Where does this leave the parties?  Is the pre-nuptial agreement still enforceable if a major term of the contract has changed?  What can married couples do that have an existing pre-nuptial agreement?  What should potential couples do who are planning on entering into a pre-nuptial agreement?   The answer to these questions is the parties should discuss their concerns with qualified legal counsel.  There are numerous ways to proceed.  The parties could renegotiate the alimony portion of the pre-nuptial agreement to reflect the reality of the new tax law.  The concern of course is if one term of the pre-nuptial agreement is being renegotiated does that open-up the possibility of renegotiating other terms.  Is this something a happily married couple wants to do?  Another option would be to leave the pre-nuptial agreement as is.  It’s possible that the new tax law might be changed in the future.  Every pre-nuptial agreement, like all divorces, is fact sensitive.  If you have a pre-nuptial agreement we suggest that you review it with legal counsel so that you understand your agreement in terms of the new tax law; and that you understand the options open to you.
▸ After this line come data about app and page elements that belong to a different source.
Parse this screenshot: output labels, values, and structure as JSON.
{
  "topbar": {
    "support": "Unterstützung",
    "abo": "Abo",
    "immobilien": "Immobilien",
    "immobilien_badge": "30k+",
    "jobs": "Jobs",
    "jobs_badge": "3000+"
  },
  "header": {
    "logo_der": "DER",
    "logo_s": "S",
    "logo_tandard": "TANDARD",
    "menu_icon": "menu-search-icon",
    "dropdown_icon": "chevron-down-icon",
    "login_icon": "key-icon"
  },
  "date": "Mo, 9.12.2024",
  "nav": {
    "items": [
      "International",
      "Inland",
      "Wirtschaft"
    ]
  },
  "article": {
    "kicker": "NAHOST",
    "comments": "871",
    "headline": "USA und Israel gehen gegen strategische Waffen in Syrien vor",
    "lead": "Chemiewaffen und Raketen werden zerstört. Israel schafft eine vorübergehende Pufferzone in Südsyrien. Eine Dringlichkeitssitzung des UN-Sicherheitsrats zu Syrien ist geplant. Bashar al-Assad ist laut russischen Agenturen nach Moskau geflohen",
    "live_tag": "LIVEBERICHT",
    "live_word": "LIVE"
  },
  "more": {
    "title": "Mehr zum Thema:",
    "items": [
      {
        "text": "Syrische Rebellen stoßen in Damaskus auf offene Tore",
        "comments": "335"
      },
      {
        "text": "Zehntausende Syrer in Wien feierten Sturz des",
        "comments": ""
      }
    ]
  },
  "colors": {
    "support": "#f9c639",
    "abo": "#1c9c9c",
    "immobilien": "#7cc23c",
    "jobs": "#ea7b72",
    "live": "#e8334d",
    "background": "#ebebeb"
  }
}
Next week we will address the new tax law and its possible impact on a business evaluation during a divorce.

If you have any questions regarding the new tax law and how it may impact your divorce we are available to discuss your concerns with you, please call our firm at 908-879-9499.